_DATASET CONTENT:_
________________________________________

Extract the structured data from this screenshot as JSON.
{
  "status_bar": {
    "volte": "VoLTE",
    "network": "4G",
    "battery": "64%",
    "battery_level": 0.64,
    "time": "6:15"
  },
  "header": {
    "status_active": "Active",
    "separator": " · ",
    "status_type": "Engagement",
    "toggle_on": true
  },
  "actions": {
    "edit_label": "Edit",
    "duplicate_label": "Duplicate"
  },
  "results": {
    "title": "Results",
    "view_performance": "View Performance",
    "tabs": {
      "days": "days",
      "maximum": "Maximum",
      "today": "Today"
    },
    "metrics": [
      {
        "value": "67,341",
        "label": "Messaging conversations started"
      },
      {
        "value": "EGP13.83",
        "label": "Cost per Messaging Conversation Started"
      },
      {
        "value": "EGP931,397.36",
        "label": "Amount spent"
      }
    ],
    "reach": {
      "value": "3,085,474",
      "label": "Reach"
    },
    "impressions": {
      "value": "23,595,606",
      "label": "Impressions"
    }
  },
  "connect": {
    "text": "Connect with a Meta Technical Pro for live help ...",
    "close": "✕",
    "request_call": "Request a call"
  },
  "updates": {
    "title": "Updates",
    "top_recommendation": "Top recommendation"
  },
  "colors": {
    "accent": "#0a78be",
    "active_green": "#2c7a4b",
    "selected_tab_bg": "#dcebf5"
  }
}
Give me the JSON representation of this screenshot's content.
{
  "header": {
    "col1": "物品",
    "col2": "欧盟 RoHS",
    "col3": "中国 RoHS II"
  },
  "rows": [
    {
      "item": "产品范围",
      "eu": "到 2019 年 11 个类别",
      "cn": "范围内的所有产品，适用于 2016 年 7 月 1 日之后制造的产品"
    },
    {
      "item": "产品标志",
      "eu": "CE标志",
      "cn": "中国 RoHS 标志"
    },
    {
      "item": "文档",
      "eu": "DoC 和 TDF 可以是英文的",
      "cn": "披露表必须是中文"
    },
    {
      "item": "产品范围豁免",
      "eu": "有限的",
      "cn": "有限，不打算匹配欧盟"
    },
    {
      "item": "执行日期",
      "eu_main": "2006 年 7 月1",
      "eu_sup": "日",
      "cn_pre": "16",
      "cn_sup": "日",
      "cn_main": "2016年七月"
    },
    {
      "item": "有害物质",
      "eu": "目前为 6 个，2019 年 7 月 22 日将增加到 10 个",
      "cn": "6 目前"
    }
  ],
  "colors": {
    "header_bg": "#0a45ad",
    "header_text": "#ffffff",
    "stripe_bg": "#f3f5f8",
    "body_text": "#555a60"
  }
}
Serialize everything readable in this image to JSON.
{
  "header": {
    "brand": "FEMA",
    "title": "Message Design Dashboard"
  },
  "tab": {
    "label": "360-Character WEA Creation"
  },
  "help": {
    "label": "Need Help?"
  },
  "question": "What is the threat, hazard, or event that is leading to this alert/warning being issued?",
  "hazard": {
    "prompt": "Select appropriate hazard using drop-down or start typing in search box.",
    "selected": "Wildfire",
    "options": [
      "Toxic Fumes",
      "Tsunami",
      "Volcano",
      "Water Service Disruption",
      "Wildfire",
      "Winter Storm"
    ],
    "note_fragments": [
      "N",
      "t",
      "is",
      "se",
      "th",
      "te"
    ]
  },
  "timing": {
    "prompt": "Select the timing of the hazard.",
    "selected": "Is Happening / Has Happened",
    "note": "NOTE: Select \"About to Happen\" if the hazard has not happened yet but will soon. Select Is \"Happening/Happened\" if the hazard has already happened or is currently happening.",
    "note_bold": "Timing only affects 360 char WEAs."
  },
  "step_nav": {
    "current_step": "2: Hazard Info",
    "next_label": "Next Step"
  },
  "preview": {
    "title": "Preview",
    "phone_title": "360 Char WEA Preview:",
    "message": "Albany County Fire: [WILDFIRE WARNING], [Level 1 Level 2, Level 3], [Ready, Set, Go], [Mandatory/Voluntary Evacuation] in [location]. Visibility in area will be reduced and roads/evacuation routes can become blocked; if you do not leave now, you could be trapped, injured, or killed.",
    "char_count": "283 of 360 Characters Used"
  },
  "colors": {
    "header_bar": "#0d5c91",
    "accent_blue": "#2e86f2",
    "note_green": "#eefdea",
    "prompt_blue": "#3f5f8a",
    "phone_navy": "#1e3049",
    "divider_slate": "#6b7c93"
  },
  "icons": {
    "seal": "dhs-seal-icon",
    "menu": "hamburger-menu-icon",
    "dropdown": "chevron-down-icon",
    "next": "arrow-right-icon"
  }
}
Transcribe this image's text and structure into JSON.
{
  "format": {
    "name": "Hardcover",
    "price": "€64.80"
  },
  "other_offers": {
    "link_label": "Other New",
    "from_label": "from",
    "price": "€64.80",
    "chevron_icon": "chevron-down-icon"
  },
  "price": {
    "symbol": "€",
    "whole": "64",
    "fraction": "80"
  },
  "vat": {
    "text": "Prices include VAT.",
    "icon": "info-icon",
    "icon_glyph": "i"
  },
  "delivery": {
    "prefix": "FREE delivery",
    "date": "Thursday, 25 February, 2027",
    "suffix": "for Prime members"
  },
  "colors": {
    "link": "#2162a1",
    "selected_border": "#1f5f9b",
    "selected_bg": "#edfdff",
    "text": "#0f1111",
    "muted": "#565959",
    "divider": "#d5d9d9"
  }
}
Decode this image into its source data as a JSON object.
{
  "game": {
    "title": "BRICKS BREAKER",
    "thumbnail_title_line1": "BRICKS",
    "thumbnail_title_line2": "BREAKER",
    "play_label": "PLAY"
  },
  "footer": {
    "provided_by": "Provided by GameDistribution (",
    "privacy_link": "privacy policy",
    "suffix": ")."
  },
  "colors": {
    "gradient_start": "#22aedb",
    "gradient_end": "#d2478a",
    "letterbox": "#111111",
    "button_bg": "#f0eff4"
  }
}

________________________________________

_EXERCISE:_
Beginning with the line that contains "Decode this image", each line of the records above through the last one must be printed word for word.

_ANSWER:_
Decode this image into its source data as a JSON object.
{
  "game": {
    "title": "BRICKS BREAKER",
    "thumbnail_title_line1": "BRICKS",
    "thumbnail_title_line2": "BREAKER",
    "play_label": "PLAY"
  },
  "footer": {
    "provided_by": "Provided by GameDistribution (",
    "privacy_link": "privacy policy",
    "suffix": ")."
  },
  "colors": {
    "gradient_start": "#22aedb",
    "gradient_end": "#d2478a",
    "letterbox": "#111111",
    "button_bg": "#f0eff4"
  }
}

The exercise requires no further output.